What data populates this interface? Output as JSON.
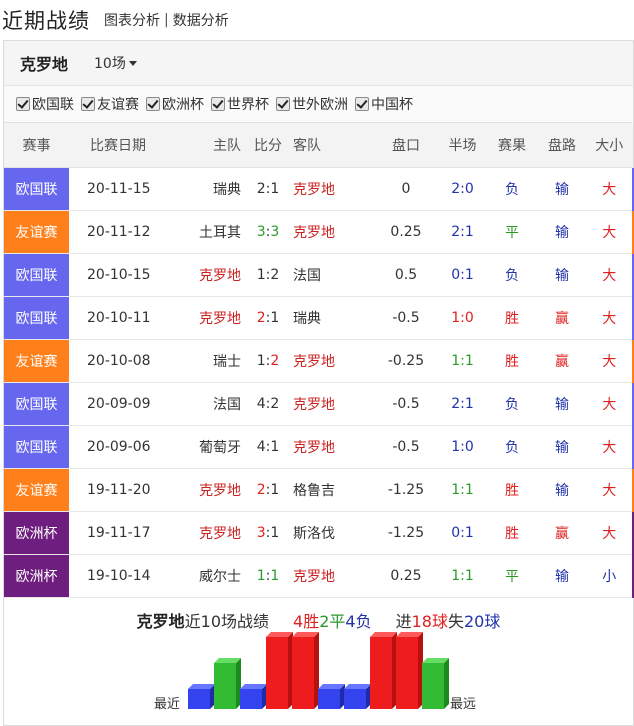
{
  "header": {
    "title": "近期战绩",
    "nav": [
      "图表分析",
      "数据分析"
    ],
    "separator": "|"
  },
  "team": {
    "name": "克罗地",
    "match_count": "10场"
  },
  "filters": [
    "欧国联",
    "友谊赛",
    "欧洲杯",
    "世界杯",
    "世外欧洲",
    "中国杯"
  ],
  "columns": [
    "赛事",
    "比赛日期",
    "主队",
    "比分",
    "客队",
    "盘口",
    "半场",
    "赛果",
    "盘路",
    "大小"
  ],
  "league_colors": {
    "欧国联": "#6666ee",
    "友谊赛": "#ff7f1a",
    "欧洲杯": "#6e1e7e"
  },
  "colors": {
    "win": "#e02020",
    "draw": "#2a9a2a",
    "loss": "#2233aa",
    "team": "#cc2222"
  },
  "matches": [
    {
      "league": "欧国联",
      "date": "20-11-15",
      "home": "瑞典",
      "score_h": "2",
      "score_a": "1",
      "away": "克罗地",
      "line": "0",
      "half": "2:0",
      "half_win": "loss",
      "result": "负",
      "result_c": "loss",
      "pan": "输",
      "pan_c": "loss",
      "ou": "大",
      "ou_c": "win"
    },
    {
      "league": "友谊赛",
      "date": "20-11-12",
      "home": "土耳其",
      "score_h": "3",
      "score_a": "3",
      "away": "克罗地",
      "line": "0.25",
      "half": "2:1",
      "half_win": "loss",
      "result": "平",
      "result_c": "draw",
      "pan": "输",
      "pan_c": "loss",
      "ou": "大",
      "ou_c": "win"
    },
    {
      "league": "欧国联",
      "date": "20-10-15",
      "home": "克罗地",
      "score_h": "1",
      "score_a": "2",
      "away": "法国",
      "line": "0.5",
      "half": "0:1",
      "half_win": "loss",
      "result": "负",
      "result_c": "loss",
      "pan": "输",
      "pan_c": "loss",
      "ou": "大",
      "ou_c": "win"
    },
    {
      "league": "欧国联",
      "date": "20-10-11",
      "home": "克罗地",
      "score_h": "2",
      "score_a": "1",
      "away": "瑞典",
      "line": "-0.5",
      "half": "1:0",
      "half_win": "win",
      "result": "胜",
      "result_c": "win",
      "pan": "赢",
      "pan_c": "win",
      "ou": "大",
      "ou_c": "win"
    },
    {
      "league": "友谊赛",
      "date": "20-10-08",
      "home": "瑞士",
      "score_h": "1",
      "score_a": "2",
      "away": "克罗地",
      "line": "-0.25",
      "half": "1:1",
      "half_win": "draw",
      "result": "胜",
      "result_c": "win",
      "pan": "赢",
      "pan_c": "win",
      "ou": "大",
      "ou_c": "win"
    },
    {
      "league": "欧国联",
      "date": "20-09-09",
      "home": "法国",
      "score_h": "4",
      "score_a": "2",
      "away": "克罗地",
      "line": "-0.5",
      "half": "2:1",
      "half_win": "loss",
      "result": "负",
      "result_c": "loss",
      "pan": "输",
      "pan_c": "loss",
      "ou": "大",
      "ou_c": "win"
    },
    {
      "league": "欧国联",
      "date": "20-09-06",
      "home": "葡萄牙",
      "score_h": "4",
      "score_a": "1",
      "away": "克罗地",
      "line": "-0.5",
      "half": "1:0",
      "half_win": "loss",
      "result": "负",
      "result_c": "loss",
      "pan": "输",
      "pan_c": "loss",
      "ou": "大",
      "ou_c": "win"
    },
    {
      "league": "友谊赛",
      "date": "19-11-20",
      "home": "克罗地",
      "score_h": "2",
      "score_a": "1",
      "away": "格鲁吉",
      "line": "-1.25",
      "half": "1:1",
      "half_win": "draw",
      "result": "胜",
      "result_c": "win",
      "pan": "输",
      "pan_c": "loss",
      "ou": "大",
      "ou_c": "win"
    },
    {
      "league": "欧洲杯",
      "date": "19-11-17",
      "home": "克罗地",
      "score_h": "3",
      "score_a": "1",
      "away": "斯洛伐",
      "line": "-1.25",
      "half": "0:1",
      "half_win": "loss",
      "result": "胜",
      "result_c": "win",
      "pan": "赢",
      "pan_c": "win",
      "ou": "大",
      "ou_c": "win"
    },
    {
      "league": "欧洲杯",
      "date": "19-10-14",
      "home": "威尔士",
      "score_h": "1",
      "score_a": "1",
      "away": "克罗地",
      "line": "0.25",
      "half": "1:1",
      "half_win": "draw",
      "result": "平",
      "result_c": "draw",
      "pan": "输",
      "pan_c": "loss",
      "ou": "小",
      "ou_c": "loss"
    }
  ],
  "summary": {
    "team": "克罗地",
    "text": "近10场战绩",
    "wins": "4胜",
    "draws": "2平",
    "losses": "4负",
    "goals_pre": "进",
    "goals_for": "18球",
    "goals_mid": "失",
    "goals_against": "20球"
  },
  "chart": {
    "left_label": "最近",
    "right_label": "最远",
    "results": [
      "loss",
      "draw",
      "loss",
      "win",
      "win",
      "loss",
      "loss",
      "win",
      "win",
      "draw"
    ]
  }
}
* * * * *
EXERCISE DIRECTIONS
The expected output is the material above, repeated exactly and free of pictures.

RESULT FOR THIS EXERCISE
What data populates this interface? Output as JSON.
{
  "header": {
    "title": "近期战绩",
    "nav": [
      "图表分析",
      "数据分析"
    ],
    "separator": "|"
  },
  "team": {
    "name": "克罗地",
    "match_count": "10场"
  },
  "filters": [
    "欧国联",
    "友谊赛",
    "欧洲杯",
    "世界杯",
    "世外欧洲",
    "中国杯"
  ],
  "columns": [
    "赛事",
    "比赛日期",
    "主队",
    "比分",
    "客队",
    "盘口",
    "半场",
    "赛果",
    "盘路",
    "大小"
  ],
  "league_colors": {
    "欧国联": "#6666ee",
    "友谊赛": "#ff7f1a",
    "欧洲杯": "#6e1e7e"
  },
  "colors": {
    "win": "#e02020",
    "draw": "#2a9a2a",
    "loss": "#2233aa",
    "team": "#cc2222"
  },
  "matches": [
    {
      "league": "欧国联",
      "date": "20-11-15",
      "home": "瑞典",
      "score_h": "2",
      "score_a": "1",
      "away": "克罗地",
      "line": "0",
      "half": "2:0",
      "half_win": "loss",
      "result": "负",
      "result_c": "loss",
      "pan": "输",
      "pan_c": "loss",
      "ou": "大",
      "ou_c": "win"
    },
    {
      "league": "友谊赛",
      "date": "20-11-12",
      "home": "土耳其",
      "score_h": "3",
      "score_a": "3",
      "away": "克罗地",
      "line": "0.25",
      "half": "2:1",
      "half_win": "loss",
      "result": "平",
      "result_c": "draw",
      "pan": "输",
      "pan_c": "loss",
      "ou": "大",
      "ou_c": "win"
    },
    {
      "league": "欧国联",
      "date": "20-10-15",
      "home": "克罗地",
      "score_h": "1",
      "score_a": "2",
      "away": "法国",
      "line": "0.5",
      "half": "0:1",
      "half_win": "loss",
      "result": "负",
      "result_c": "loss",
      "pan": "输",
      "pan_c": "loss",
      "ou": "大",
      "ou_c": "win"
    },
    {
      "league": "欧国联",
      "date": "20-10-11",
      "home": "克罗地",
      "score_h": "2",
      "score_a": "1",
      "away": "瑞典",
      "line": "-0.5",
      "half": "1:0",
      "half_win": "win",
      "result": "胜",
      "result_c": "win",
      "pan": "赢",
      "pan_c": "win",
      "ou": "大",
      "ou_c": "win"
    },
    {
      "league": "友谊赛",
      "date": "20-10-08",
      "home": "瑞士",
      "score_h": "1",
      "score_a": "2",
      "away": "克罗地",
      "line": "-0.25",
      "half": "1:1",
      "half_win": "draw",
      "result": "胜",
      "result_c": "win",
      "pan": "赢",
      "pan_c": "win",
      "ou": "大",
      "ou_c": "win"
    },
    {
      "league": "欧国联",
      "date": "20-09-09",
      "home": "法国",
      "score_h": "4",
      "score_a": "2",
      "away": "克罗地",
      "line": "-0.5",
      "half": "2:1",
      "half_win": "loss",
      "result": "负",
      "result_c": "loss",
      "pan": "输",
      "pan_c": "loss",
      "ou": "大",
      "ou_c": "win"
    },
    {
      "league": "欧国联",
      "date": "20-09-06",
      "home": "葡萄牙",
      "score_h": "4",
      "score_a": "1",
      "away": "克罗地",
      "line": "-0.5",
      "half": "1:0",
      "half_win": "loss",
      "result": "负",
      "result_c": "loss",
      "pan": "输",
      "pan_c": "loss",
      "ou": "大",
      "ou_c": "win"
    },
    {
      "league": "友谊赛",
      "date": "19-11-20",
      "home": "克罗地",
      "score_h": "2",
      "score_a": "1",
      "away": "格鲁吉",
      "line": "-1.25",
      "half": "1:1",
      "half_win": "draw",
      "result": "胜",
      "result_c": "win",
      "pan": "输",
      "pan_c": "loss",
      "ou": "大",
      "ou_c": "win"
    },
    {
      "league": "欧洲杯",
      "date": "19-11-17",
      "home": "克罗地",
      "score_h": "3",
      "score_a": "1",
      "away": "斯洛伐",
      "line": "-1.25",
      "half": "0:1",
      "half_win": "loss",
      "result": "胜",
      "result_c": "win",
      "pan": "赢",
      "pan_c": "win",
      "ou": "大",
      "ou_c": "win"
    },
    {
      "league": "欧洲杯",
      "date": "19-10-14",
      "home": "威尔士",
      "score_h": "1",
      "score_a": "1",
      "away": "克罗地",
      "line": "0.25",
      "half": "1:1",
      "half_win": "draw",
      "result": "平",
      "result_c": "draw",
      "pan": "输",
      "pan_c": "loss",
      "ou": "小",
      "ou_c": "loss"
    }
  ],
  "summary": {
    "team": "克罗地",
    "text": "近10场战绩",
    "wins": "4胜",
    "draws": "2平",
    "losses": "4负",
    "goals_pre": "进",
    "goals_for": "18球",
    "goals_mid": "失",
    "goals_against": "20球"
  },
  "chart": {
    "left_label": "最近",
    "right_label": "最远",
    "results": [
      "loss",
      "draw",
      "loss",
      "win",
      "win",
      "loss",
      "loss",
      "win",
      "win",
      "draw"
    ]
  }
}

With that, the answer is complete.